Survival as a strategy is the same as raising prices or cutting costs to drive short-term profits. The irony is that survival as a strategy will inevitably result in the exact opposite of the desired outcome. That’s because when survival is the focus, starting at the top, everyone else in the organization behaves the same way.
The menu innovation department stops innovating and instead delivers incrementally. So we see things like toppings or spice differences on old entrees. Service is no longer memorable. At best it’s forgettable bordering on regrettable. Even procurement does the same thing by beating up long-term vendors for savings instead of demanding higher quality or unique food components.
Finally, marketing has the impossible job of presenting the same old story in some new way. But wait, isn’t it marketing’s job to find or create something differentiated when it’s not that obvious? That answer is a resounding, “Yes!”
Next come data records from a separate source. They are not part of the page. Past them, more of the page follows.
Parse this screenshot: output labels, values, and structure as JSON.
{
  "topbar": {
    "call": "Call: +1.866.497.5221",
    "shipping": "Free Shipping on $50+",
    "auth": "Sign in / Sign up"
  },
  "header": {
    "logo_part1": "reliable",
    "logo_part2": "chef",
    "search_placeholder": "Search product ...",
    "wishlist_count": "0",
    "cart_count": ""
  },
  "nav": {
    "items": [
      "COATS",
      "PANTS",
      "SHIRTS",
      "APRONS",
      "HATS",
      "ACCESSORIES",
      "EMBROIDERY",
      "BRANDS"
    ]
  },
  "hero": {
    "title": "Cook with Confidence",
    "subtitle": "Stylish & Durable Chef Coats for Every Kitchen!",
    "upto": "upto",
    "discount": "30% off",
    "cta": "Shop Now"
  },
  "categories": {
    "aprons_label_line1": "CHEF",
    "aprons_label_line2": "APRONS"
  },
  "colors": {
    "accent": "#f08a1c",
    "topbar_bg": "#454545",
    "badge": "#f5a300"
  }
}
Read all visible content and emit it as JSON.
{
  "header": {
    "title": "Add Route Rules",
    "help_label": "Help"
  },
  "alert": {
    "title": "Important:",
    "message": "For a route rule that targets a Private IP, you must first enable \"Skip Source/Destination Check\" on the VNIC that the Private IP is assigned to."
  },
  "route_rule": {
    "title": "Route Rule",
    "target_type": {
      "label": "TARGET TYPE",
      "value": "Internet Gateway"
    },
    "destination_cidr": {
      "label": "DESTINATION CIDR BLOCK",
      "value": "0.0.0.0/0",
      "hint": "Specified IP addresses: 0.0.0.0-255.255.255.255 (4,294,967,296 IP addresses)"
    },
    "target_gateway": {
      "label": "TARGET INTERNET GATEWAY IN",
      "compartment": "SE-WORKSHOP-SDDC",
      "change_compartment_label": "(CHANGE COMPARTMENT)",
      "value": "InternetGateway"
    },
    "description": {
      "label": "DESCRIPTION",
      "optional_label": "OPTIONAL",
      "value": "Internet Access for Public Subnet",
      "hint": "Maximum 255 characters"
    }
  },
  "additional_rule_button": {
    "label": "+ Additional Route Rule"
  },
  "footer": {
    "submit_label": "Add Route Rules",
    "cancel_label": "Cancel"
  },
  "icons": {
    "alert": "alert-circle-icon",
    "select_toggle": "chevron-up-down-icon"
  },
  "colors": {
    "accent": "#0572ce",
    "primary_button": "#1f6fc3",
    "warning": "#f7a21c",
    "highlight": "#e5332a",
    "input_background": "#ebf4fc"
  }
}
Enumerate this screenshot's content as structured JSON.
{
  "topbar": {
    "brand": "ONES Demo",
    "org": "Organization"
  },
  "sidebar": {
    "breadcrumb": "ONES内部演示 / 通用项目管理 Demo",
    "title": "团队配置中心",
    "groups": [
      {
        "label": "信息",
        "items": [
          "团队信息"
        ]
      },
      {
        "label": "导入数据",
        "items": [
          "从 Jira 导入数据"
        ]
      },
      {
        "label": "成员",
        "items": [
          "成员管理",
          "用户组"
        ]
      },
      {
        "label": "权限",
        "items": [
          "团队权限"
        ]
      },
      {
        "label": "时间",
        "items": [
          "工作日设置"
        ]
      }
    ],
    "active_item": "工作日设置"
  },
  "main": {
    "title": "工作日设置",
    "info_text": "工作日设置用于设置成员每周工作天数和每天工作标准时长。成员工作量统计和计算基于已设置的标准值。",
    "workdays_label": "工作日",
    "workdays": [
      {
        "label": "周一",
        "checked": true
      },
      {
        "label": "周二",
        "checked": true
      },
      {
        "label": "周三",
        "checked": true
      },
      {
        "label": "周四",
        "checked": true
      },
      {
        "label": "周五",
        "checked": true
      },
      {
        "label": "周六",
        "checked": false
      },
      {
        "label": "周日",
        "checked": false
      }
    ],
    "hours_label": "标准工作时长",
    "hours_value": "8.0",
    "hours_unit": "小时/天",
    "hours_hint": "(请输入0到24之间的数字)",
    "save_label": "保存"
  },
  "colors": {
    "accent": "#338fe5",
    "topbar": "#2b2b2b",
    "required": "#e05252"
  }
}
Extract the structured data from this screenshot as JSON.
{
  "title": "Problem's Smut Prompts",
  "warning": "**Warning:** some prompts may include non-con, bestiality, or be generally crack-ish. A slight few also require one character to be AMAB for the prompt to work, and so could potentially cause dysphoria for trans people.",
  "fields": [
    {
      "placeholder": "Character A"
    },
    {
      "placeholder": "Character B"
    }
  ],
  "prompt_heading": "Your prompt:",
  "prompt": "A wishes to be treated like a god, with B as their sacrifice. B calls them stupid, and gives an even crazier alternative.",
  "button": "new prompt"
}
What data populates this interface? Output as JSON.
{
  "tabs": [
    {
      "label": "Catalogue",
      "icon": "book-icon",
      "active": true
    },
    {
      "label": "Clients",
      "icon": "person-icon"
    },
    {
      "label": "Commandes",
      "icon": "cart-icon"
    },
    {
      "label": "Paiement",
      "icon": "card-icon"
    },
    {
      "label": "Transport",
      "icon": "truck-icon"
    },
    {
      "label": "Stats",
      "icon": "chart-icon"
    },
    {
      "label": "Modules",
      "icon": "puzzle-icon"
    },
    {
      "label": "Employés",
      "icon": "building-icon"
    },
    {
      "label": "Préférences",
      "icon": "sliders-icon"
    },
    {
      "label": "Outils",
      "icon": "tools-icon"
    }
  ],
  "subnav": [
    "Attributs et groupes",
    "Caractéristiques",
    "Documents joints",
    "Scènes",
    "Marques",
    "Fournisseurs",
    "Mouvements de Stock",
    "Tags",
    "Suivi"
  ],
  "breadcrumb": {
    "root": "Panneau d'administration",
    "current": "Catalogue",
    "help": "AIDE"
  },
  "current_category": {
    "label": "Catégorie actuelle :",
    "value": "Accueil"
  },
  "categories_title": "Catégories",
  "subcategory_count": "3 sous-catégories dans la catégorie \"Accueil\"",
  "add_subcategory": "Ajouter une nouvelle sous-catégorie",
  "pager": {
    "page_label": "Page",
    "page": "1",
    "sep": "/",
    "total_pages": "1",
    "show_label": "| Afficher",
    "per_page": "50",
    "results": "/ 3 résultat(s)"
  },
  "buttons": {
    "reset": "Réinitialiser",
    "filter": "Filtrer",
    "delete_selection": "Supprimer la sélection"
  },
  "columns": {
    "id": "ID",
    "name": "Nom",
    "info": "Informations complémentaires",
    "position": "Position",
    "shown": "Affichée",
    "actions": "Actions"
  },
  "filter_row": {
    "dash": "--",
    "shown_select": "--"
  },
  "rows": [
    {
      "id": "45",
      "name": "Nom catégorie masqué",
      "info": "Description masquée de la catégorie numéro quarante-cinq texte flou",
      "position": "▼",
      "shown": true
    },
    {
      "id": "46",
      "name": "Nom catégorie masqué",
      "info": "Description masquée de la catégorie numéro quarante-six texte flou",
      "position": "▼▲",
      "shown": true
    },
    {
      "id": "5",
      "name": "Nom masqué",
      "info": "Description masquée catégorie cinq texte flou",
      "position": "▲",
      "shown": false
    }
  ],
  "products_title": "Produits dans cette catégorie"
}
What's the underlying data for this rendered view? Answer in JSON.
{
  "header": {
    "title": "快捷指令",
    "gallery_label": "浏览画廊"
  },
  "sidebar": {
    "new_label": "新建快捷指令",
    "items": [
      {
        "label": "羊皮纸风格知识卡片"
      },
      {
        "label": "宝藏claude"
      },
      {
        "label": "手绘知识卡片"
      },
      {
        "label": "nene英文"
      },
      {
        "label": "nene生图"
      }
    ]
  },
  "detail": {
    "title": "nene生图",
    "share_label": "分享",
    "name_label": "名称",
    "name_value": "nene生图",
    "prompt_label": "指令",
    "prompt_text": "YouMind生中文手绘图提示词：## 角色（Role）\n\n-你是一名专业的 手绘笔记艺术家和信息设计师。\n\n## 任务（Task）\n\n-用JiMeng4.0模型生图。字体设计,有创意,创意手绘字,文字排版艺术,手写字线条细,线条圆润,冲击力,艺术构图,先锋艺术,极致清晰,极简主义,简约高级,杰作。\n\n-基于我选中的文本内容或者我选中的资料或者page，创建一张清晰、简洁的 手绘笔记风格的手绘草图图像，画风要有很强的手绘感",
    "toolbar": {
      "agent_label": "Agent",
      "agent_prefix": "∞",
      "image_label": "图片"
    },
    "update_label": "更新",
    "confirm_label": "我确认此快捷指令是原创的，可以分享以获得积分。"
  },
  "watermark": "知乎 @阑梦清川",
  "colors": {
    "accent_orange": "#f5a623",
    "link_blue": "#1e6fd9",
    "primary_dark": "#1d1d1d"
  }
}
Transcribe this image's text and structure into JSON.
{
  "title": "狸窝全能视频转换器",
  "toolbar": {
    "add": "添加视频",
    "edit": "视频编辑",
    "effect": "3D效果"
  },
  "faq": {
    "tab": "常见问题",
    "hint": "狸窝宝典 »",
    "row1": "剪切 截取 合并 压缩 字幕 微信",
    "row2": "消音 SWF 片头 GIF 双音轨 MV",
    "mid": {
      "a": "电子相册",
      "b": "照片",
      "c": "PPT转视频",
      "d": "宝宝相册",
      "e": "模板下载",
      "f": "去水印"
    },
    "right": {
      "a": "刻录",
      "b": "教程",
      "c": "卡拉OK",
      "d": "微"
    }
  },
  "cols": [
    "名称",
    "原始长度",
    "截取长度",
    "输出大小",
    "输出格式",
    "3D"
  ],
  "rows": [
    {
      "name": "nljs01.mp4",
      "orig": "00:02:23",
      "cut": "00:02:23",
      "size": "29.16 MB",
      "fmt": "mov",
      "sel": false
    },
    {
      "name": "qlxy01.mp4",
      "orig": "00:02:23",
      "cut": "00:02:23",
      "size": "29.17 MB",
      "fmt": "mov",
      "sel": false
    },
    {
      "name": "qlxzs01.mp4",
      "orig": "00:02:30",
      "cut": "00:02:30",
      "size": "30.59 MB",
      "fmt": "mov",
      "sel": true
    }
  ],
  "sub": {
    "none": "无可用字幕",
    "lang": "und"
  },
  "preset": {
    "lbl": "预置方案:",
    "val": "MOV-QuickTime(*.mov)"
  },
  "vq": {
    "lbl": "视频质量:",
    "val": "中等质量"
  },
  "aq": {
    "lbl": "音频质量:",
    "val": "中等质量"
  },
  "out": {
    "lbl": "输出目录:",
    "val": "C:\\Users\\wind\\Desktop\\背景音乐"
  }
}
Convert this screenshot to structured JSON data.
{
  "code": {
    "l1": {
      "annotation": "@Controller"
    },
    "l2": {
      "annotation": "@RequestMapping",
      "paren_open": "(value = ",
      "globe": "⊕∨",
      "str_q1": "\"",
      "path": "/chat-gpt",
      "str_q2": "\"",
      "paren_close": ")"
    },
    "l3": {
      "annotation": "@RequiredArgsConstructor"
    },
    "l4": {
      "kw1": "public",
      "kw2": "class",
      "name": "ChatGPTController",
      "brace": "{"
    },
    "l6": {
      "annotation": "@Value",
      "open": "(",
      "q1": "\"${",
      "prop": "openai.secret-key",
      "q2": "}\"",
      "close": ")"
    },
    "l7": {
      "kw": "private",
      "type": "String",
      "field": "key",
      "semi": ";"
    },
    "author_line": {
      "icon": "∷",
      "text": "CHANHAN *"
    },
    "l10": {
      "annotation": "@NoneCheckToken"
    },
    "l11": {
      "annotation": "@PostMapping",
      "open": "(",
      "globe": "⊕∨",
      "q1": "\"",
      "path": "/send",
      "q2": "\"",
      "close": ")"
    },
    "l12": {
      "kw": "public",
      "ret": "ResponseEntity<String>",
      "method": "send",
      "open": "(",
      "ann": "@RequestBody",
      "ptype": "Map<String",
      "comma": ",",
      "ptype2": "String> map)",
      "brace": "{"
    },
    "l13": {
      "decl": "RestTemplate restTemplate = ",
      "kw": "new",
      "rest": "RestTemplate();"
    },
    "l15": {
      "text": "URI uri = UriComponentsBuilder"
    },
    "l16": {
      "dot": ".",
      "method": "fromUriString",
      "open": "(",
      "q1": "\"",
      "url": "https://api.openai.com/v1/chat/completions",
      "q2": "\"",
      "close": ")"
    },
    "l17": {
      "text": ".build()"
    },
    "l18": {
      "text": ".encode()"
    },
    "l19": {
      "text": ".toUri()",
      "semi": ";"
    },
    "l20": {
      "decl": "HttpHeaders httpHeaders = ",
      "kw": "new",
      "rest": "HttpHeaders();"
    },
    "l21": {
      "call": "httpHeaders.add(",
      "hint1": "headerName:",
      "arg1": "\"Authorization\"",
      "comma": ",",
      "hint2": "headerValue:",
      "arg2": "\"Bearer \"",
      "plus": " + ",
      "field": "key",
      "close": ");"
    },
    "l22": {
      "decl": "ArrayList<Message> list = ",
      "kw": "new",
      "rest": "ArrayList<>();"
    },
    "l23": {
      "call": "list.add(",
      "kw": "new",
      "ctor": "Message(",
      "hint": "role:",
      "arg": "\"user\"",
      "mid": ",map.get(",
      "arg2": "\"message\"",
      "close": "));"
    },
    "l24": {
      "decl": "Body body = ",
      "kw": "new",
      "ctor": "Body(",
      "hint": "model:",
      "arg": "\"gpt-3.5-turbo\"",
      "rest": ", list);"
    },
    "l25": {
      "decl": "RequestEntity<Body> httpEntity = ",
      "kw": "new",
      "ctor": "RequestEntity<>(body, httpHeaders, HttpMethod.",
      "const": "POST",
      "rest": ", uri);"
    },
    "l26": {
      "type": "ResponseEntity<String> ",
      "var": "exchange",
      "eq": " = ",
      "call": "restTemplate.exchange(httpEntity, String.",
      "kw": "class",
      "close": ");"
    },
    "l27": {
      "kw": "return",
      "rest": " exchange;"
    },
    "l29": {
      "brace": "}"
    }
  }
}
That is sometimes where really interesting advertising comes from. However, in a company where survival is the strategy how interesting do you think the advertising will actually be? You guessed it. It will be “safe,” “middle of the fairway” and “unobjectionable”. That’s because surviving is definitely not thriving.
In order to thrive, restaurant leadership should be demanding food innovation. The independents are doing it every day. A no-compromise approach to service and food quality should be table-stakes. Again, independents are doing it because they know their best, and sometimes only, marketing is the last meal experienced.
Marketing needs to be taking risks. If it doesn’t make the organization a little bit uncomfortable, it’s unlikely anyone will pay much attention to it. I, for one, wouldn’t mind seeing advertising dollars repurposed to driving true menu innovation in the near term.
If you are delivering a superior experience, consumers will find a way to spend money with you.